→ **Task directions**
Reproduce all lines of the listing below in which the word "JSON" occurs.

→ **Material to process**
···
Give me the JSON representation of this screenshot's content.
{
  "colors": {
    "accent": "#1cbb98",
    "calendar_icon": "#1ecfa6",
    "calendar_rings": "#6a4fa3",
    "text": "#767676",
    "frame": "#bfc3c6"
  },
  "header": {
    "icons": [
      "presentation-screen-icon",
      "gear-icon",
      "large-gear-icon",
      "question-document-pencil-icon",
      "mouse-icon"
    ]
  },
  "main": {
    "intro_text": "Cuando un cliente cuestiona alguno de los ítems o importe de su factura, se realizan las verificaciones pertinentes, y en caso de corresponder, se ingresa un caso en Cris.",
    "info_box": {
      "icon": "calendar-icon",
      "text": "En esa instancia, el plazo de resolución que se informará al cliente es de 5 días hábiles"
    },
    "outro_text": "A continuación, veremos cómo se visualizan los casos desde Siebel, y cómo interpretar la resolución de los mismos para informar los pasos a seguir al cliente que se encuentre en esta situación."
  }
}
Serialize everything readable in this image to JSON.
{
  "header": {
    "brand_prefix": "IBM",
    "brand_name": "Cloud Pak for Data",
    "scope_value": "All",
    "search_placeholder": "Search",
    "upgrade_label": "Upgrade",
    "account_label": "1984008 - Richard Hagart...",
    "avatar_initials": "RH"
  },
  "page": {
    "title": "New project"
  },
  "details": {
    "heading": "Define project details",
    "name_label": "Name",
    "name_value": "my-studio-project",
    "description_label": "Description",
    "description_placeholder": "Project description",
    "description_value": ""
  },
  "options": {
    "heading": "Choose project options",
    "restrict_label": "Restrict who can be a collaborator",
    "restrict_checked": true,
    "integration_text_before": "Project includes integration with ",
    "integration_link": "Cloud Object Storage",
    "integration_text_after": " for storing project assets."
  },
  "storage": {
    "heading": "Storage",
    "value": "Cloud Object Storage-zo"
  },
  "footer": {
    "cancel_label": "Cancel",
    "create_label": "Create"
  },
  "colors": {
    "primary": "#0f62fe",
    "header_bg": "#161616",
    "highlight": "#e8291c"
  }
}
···
→ **Response**
Give me the JSON representation of this screenshot's content.
Serialize everything readable in this image to JSON.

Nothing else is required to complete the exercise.